• Stored data:

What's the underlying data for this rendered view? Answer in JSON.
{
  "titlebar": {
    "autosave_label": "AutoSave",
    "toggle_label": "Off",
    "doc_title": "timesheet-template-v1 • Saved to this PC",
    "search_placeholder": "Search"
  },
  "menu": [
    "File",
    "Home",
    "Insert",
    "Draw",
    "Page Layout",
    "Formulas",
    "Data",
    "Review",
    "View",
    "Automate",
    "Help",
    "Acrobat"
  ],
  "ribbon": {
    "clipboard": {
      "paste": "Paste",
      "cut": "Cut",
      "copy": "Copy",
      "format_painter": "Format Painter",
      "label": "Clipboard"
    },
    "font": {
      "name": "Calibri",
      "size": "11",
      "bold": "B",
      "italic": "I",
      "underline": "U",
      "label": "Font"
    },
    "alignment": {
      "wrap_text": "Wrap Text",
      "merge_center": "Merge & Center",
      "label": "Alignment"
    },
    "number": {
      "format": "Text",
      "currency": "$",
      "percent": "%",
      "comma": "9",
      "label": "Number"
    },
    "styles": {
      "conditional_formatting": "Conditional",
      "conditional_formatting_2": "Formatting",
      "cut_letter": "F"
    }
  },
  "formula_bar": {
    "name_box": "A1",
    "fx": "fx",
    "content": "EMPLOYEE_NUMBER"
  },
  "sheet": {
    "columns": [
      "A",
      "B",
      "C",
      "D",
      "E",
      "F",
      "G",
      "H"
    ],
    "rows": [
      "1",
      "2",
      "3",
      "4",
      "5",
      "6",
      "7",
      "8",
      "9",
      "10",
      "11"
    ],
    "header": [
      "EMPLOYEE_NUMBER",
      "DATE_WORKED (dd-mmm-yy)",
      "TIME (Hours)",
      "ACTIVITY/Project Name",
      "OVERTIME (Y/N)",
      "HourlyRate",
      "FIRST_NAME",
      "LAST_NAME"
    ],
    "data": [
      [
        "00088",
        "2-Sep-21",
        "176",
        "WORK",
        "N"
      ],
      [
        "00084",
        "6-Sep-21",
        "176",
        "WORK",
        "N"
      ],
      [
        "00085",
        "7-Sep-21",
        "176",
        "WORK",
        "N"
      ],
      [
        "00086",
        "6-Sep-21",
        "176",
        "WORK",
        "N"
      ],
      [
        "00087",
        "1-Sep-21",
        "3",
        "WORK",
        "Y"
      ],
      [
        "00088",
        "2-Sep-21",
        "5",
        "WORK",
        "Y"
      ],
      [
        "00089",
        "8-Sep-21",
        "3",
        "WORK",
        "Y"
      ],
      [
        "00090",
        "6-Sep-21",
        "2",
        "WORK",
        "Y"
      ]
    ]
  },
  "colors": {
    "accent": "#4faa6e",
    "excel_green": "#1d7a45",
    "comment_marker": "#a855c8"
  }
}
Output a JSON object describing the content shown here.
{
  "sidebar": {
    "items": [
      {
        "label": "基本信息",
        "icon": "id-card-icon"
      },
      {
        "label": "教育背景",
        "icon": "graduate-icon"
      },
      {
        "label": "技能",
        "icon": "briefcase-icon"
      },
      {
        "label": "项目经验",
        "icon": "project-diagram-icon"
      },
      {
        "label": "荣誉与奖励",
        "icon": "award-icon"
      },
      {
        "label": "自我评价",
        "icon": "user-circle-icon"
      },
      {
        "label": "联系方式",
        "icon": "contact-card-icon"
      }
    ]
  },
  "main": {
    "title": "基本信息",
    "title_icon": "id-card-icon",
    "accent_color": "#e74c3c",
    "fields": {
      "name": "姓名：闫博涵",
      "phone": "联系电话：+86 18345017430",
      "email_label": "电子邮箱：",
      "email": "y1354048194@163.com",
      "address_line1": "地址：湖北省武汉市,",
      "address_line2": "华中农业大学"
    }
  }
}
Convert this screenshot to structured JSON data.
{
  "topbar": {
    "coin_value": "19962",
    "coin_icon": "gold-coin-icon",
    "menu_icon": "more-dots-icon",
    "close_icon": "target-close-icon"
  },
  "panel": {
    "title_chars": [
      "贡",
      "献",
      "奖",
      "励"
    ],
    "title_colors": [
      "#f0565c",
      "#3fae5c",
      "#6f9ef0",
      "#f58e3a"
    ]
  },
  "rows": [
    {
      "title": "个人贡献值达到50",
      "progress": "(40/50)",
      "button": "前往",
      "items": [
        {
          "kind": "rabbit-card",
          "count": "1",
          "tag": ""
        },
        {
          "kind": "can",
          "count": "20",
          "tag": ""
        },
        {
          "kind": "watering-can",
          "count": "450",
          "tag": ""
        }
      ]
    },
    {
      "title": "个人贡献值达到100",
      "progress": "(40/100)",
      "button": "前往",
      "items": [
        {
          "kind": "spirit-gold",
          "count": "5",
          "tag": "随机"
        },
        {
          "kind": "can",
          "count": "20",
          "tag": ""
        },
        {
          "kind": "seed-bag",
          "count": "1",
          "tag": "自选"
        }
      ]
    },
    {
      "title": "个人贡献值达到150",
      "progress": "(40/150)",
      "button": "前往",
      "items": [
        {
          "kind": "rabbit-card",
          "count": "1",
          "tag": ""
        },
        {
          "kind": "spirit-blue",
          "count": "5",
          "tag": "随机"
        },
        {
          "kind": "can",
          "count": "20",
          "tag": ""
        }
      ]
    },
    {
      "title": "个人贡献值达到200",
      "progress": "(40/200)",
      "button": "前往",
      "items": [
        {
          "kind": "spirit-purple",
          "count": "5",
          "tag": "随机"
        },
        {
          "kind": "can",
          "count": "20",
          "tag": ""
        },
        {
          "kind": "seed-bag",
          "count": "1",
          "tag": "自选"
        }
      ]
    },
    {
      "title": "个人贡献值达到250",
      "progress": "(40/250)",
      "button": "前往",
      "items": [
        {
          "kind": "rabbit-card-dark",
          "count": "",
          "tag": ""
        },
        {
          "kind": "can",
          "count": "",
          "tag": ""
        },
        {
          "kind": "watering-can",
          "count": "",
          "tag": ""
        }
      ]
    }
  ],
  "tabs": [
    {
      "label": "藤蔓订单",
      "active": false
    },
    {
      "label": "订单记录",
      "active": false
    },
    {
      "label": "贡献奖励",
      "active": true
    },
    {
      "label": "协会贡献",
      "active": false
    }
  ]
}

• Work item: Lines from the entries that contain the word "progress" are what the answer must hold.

• Answer for the task:
      "progress": "(40/50)",
      "progress": "(40/100)",
      "progress": "(40/150)",
      "progress": "(40/200)",
      "progress": "(40/250)",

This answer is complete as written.